Skywatchers in the Western Hemisphere will be able to view the full moon in shades of red as it slides into the shadow of the Earth during a total lunar eclipse Wednesday night.
If weather conditions are favorable, the entire eclipse will be visible in South America and most of North America late Wednesday. People in western Europe, Africa and western Asia can view the eclipse before dawn on Thursday.
The U.S. space agency, NASA, says the major stage of the eclipse will last about 50 minutes at 0301 GMT until 0351 GMT. NASA says the moon can take on a dramatically colorful appearance, from bright orange to blood red, as it passes through the Earth's shadow.
A total lunar eclipse occurs when the full moon passes into the Earth's shadow and is blocked from the sun's rays.

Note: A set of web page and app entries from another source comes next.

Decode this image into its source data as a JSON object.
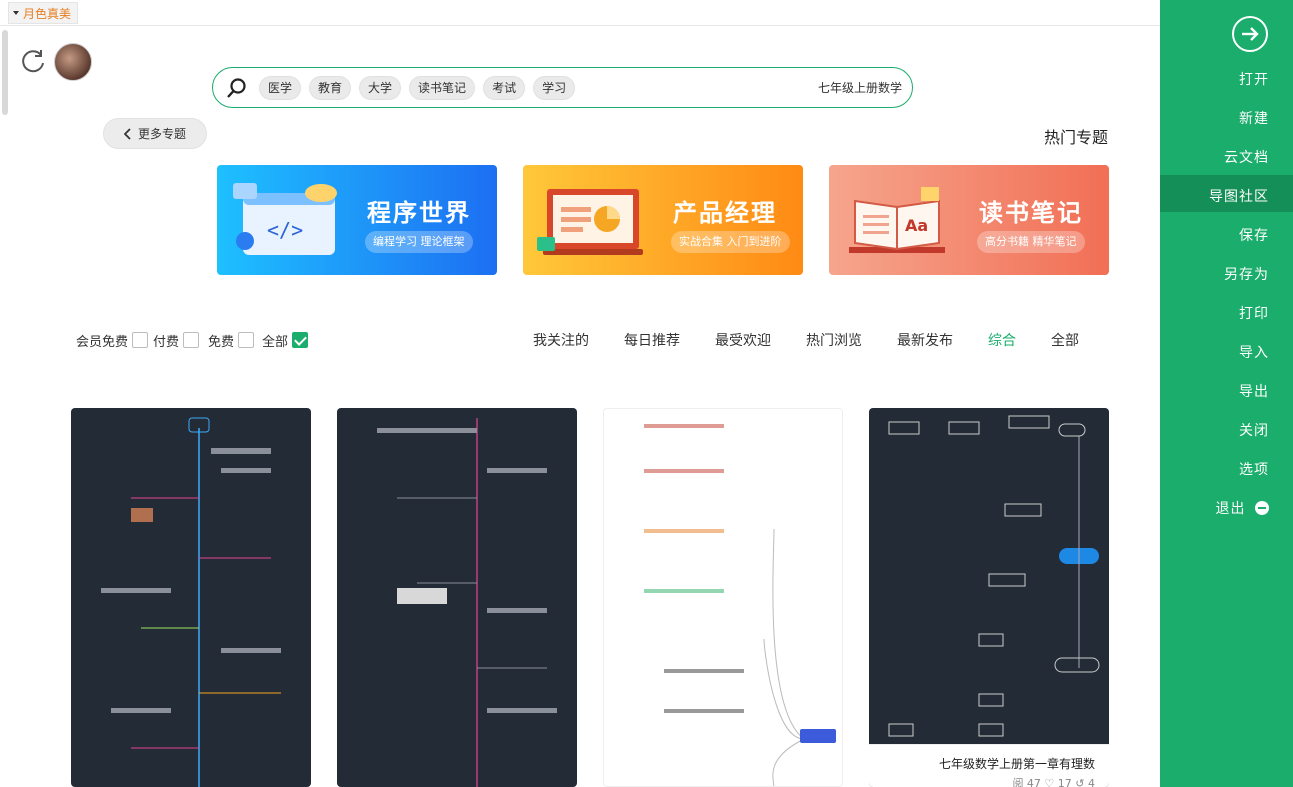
{
  "theme": {
    "label": "月色真美"
  },
  "search": {
    "placeholder": "七年级上册数学",
    "chips": [
      "学习",
      "考试",
      "读书笔记",
      "大学",
      "教育",
      "医学"
    ]
  },
  "section": {
    "title": "热门专题",
    "more_label": "更多专题"
  },
  "banners": [
    {
      "title": "读书笔记",
      "subtitle": "高分书籍 精华笔记"
    },
    {
      "title": "产品经理",
      "subtitle": "实战合集 入门到进阶"
    },
    {
      "title": "程序世界",
      "subtitle": "编程学习 理论框架"
    }
  ],
  "tabs": [
    "全部",
    "综合",
    "最新发布",
    "热门浏览",
    "最受欢迎",
    "每日推荐",
    "我关注的"
  ],
  "active_tab": "综合",
  "filters": [
    "全部",
    "免费",
    "付费",
    "会员免费"
  ],
  "cards": [
    {
      "caption": "七年级数学上册第一章有理数",
      "meta": "阅 47  ♡ 17  ↺ 4"
    },
    {
      "caption": "",
      "meta": ""
    },
    {
      "caption": "",
      "meta": ""
    },
    {
      "caption": "",
      "meta": ""
    }
  ],
  "sidebar": {
    "items": [
      "打开",
      "新建",
      "云文档",
      "导图社区",
      "保存",
      "另存为",
      "打印",
      "导入",
      "导出",
      "关闭",
      "选项",
      "退出"
    ],
    "active": "导图社区"
  },
  "colors": {
    "accent": "#1aad6b",
    "sidebar": "#1aad6b",
    "dark_card": "#222b36"
  }
}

Wednesday's event will mark the last total lunar eclipse until 2010.
The moon will not be completely dark because some light still reaches it around the edges of the Earth.

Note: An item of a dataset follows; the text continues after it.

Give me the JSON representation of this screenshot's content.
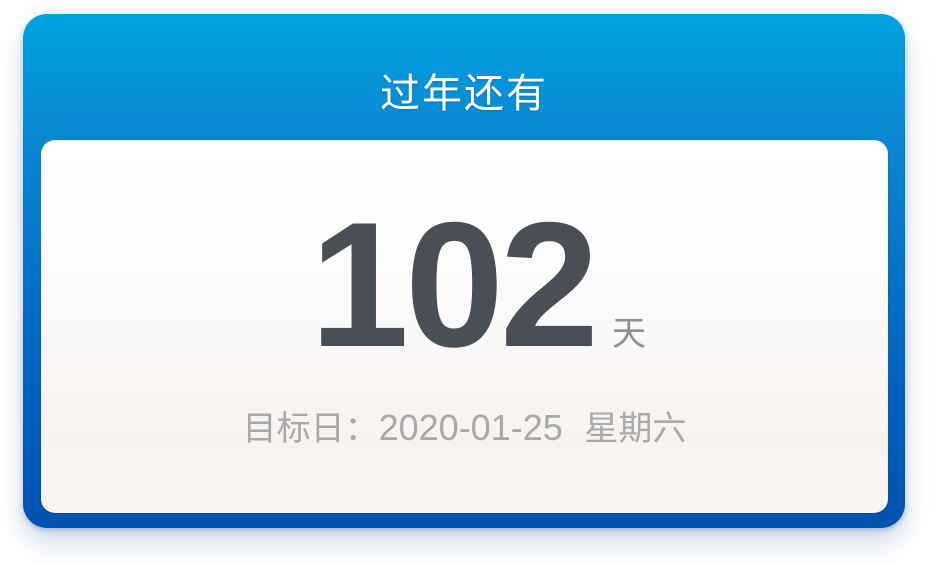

Unlike solar eclipses, which require protective eyewear, lunar eclipses are safe to view with the naked eye.
The last total lunar eclipse took place in August 2007.
Some information for this report was provided by AFP and AP.